Tuesday, November 19, 2019
Broadway in Tucson Review: "Anastasia"
A technological tour de force with exquisite stagecraft and a masterful deployment of projections and LED displays, "Anastasia" is more than a standard stage musical. It's a paradigm-pushing multimedia experience that blurs the lines between cinema and theater.
Those expecting a twee, kid-friendly show may be surprised by the density of the material. This is a thoughtful and resonant historical study, treating the material and culture with care and reverence.
A voyage into a particularly touchy period of Russian/Soviet history in the first third of the 20th century, it's an inspirational yet carefully cynical tale of mistaken identity, self-deception and socioeconomic presence. We're taken to a Leningrad, and -- in the second act -- Paris struggling to come to grips with their cultural identities and geopolitical visions.
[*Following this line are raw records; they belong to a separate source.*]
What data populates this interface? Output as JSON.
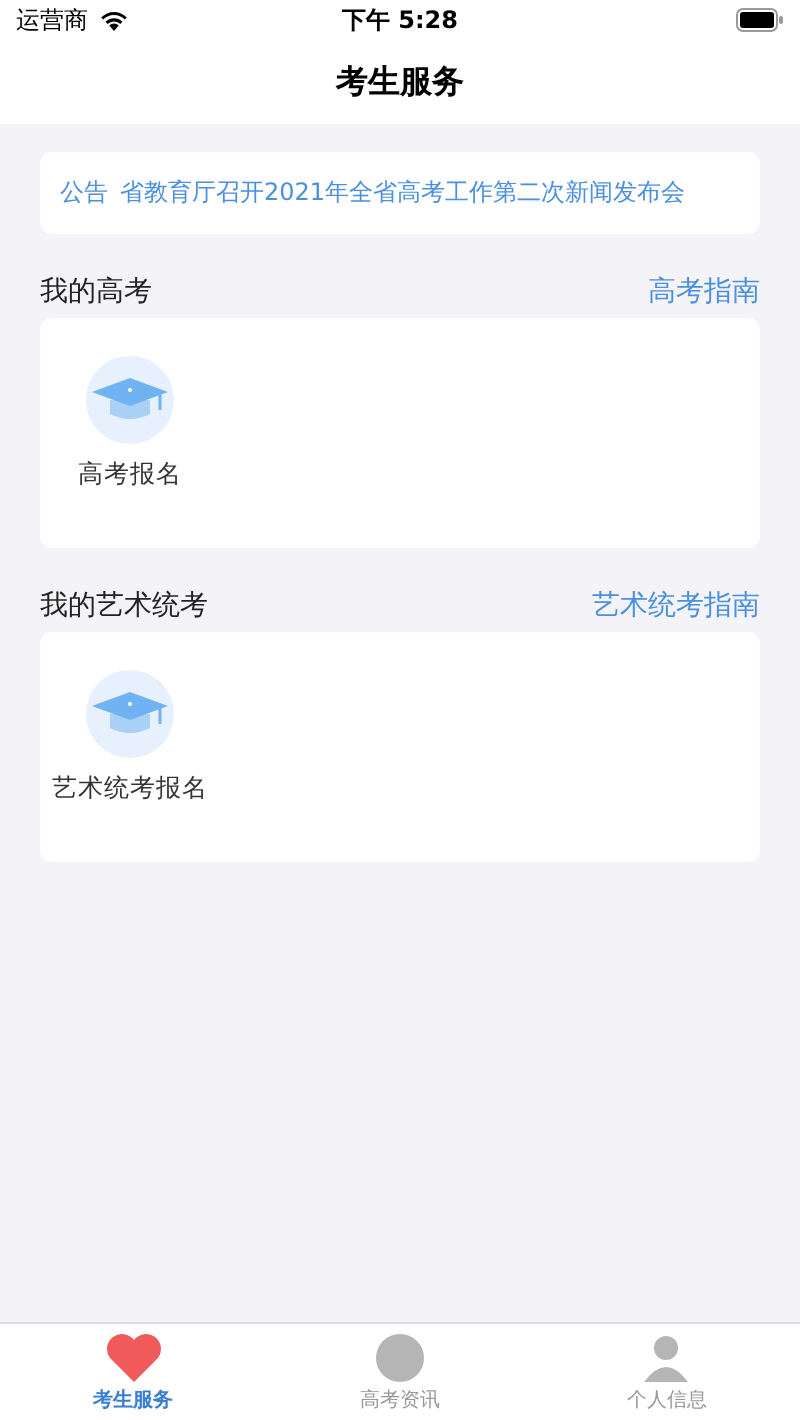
{
  "status_bar": {
    "carrier": "运营商",
    "time": "下午 5:28"
  },
  "nav": {
    "title": "考生服务"
  },
  "notice": {
    "tag": "公告",
    "text": "省教育厅召开2021年全省高考工作第二次新闻发布会"
  },
  "sections": [
    {
      "title": "我的高考",
      "link": "高考指南",
      "items": [
        {
          "label": "高考报名"
        }
      ]
    },
    {
      "title": "我的艺术统考",
      "link": "艺术统考指南",
      "items": [
        {
          "label": "艺术统考报名"
        }
      ]
    }
  ],
  "tabs": [
    {
      "label": "考生服务",
      "selected": true,
      "kind": "heart"
    },
    {
      "label": "高考资讯",
      "selected": false,
      "kind": "news"
    },
    {
      "label": "个人信息",
      "selected": false,
      "kind": "person"
    }
  ]
}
At the center of the fracas lingers the at times literal ghosts of the slain Romanov family, which has been assassinated in the name of progress.
Rumors abound that the young heiress Anastasia has survived in hidden exile, and is poised to re-emerge and stake her claim of inheritance of the last slivers of Russian oligarchy, as well as a tidy monetary inheritance. Anastasia mania has swept the world, sparking an untold number of 20-somethings to step forward as pretend Anastasias. The story follows Anya, an amnesiac who buddies up with two opportunists who are only two happy to push forward her claim to the shattered throne.
Lila Coogan thrives in the lead role, blending the required naivete with a burgeoning self-confidence and drive. It also helps that she can belt out tunes with a pop star's exuberance, and has the dance moves to match.
She's supported well by the likes of Jake Levy and Jason Michael Evans, conjuring a playful triangle of deception and mild jealousy. The raspy Joy Franz delivers a resonant, workmanlike performance as Dowager Empress, whose emotional connection with young Anastasia and grown-up Anya is the emotional key to the story.
The creative team of director Darko Tresnjak and choreographer Peggy Hickey keeps the story flowing with urgency and momentum, making for a crowd-pleasing enterprise that thrives on emotion, personality clashes and unpredictability.
"Anastasia" is an eye-popping joy to behold, a benchmark in the evolution of its storytelling medium and just plain fun as well. Unlike the questionable identity of its main character, this one is no imposter.
"Anastasia" plays through Sunday at Centennial Hall. Buy tickets here.